**Instructions for the task:** All the data beneath this line is to be reproduced exactly.

**Records to process:**
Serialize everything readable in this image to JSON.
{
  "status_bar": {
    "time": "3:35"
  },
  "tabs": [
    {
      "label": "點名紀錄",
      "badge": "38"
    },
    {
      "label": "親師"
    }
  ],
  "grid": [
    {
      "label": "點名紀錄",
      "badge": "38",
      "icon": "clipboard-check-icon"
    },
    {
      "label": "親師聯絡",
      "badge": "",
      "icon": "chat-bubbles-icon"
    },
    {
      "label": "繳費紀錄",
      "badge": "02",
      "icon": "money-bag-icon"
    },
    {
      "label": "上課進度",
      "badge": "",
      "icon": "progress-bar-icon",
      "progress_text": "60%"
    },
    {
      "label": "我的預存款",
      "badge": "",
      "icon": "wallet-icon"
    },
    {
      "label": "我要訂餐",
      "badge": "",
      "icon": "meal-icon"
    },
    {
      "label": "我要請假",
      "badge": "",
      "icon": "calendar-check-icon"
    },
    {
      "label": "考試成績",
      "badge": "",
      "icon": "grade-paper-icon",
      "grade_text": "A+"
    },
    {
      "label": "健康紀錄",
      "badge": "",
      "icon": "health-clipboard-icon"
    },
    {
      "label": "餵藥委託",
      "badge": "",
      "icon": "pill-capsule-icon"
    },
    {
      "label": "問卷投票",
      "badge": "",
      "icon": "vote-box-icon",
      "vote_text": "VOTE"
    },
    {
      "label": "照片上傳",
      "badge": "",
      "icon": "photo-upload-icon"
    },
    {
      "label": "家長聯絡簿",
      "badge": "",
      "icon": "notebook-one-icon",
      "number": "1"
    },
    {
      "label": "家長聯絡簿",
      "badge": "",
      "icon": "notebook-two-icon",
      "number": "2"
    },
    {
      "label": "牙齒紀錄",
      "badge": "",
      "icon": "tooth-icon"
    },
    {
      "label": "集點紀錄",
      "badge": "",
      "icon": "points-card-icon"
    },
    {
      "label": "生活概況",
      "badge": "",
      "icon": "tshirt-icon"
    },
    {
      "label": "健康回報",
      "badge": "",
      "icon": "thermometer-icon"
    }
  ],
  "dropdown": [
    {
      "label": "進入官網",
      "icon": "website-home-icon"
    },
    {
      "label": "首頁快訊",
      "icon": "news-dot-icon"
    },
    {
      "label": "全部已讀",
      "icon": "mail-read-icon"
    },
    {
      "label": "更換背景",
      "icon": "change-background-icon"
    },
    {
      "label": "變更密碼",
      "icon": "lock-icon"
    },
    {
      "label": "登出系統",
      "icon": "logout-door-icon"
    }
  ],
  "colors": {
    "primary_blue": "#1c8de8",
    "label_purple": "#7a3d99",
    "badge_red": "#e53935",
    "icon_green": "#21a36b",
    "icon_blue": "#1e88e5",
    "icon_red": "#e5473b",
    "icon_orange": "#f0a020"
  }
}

**Task response:**
Serialize everything readable in this image to JSON.
{
  "status_bar": {
    "time": "3:35"
  },
  "tabs": [
    {
      "label": "點名紀錄",
      "badge": "38"
    },
    {
      "label": "親師"
    }
  ],
  "grid": [
    {
      "label": "點名紀錄",
      "badge": "38",
      "icon": "clipboard-check-icon"
    },
    {
      "label": "親師聯絡",
      "badge": "",
      "icon": "chat-bubbles-icon"
    },
    {
      "label": "繳費紀錄",
      "badge": "02",
      "icon": "money-bag-icon"
    },
    {
      "label": "上課進度",
      "badge": "",
      "icon": "progress-bar-icon",
      "progress_text": "60%"
    },
    {
      "label": "我的預存款",
      "badge": "",
      "icon": "wallet-icon"
    },
    {
      "label": "我要訂餐",
      "badge": "",
      "icon": "meal-icon"
    },
    {
      "label": "我要請假",
      "badge": "",
      "icon": "calendar-check-icon"
    },
    {
      "label": "考試成績",
      "badge": "",
      "icon": "grade-paper-icon",
      "grade_text": "A+"
    },
    {
      "label": "健康紀錄",
      "badge": "",
      "icon": "health-clipboard-icon"
    },
    {
      "label": "餵藥委託",
      "badge": "",
      "icon": "pill-capsule-icon"
    },
    {
      "label": "問卷投票",
      "badge": "",
      "icon": "vote-box-icon",
      "vote_text": "VOTE"
    },
    {
      "label": "照片上傳",
      "badge": "",
      "icon": "photo-upload-icon"
    },
    {
      "label": "家長聯絡簿",
      "badge": "",
      "icon": "notebook-one-icon",
      "number": "1"
    },
    {
      "label": "家長聯絡簿",
      "badge": "",
      "icon": "notebook-two-icon",
      "number": "2"
    },
    {
      "label": "牙齒紀錄",
      "badge": "",
      "icon": "tooth-icon"
    },
    {
      "label": "集點紀錄",
      "badge": "",
      "icon": "points-card-icon"
    },
    {
      "label": "生活概況",
      "badge": "",
      "icon": "tshirt-icon"
    },
    {
      "label": "健康回報",
      "badge": "",
      "icon": "thermometer-icon"
    }
  ],
  "dropdown": [
    {
      "label": "進入官網",
      "icon": "website-home-icon"
    },
    {
      "label": "首頁快訊",
      "icon": "news-dot-icon"
    },
    {
      "label": "全部已讀",
      "icon": "mail-read-icon"
    },
    {
      "label": "更換背景",
      "icon": "change-background-icon"
    },
    {
      "label": "變更密碼",
      "icon": "lock-icon"
    },
    {
      "label": "登出系統",
      "icon": "logout-door-icon"
    }
  ],
  "colors": {
    "primary_blue": "#1c8de8",
    "label_purple": "#7a3d99",
    "badge_red": "#e53935",
    "icon_green": "#21a36b",
    "icon_blue": "#1e88e5",
    "icon_red": "#e5473b",
    "icon_orange": "#f0a020"
  }
}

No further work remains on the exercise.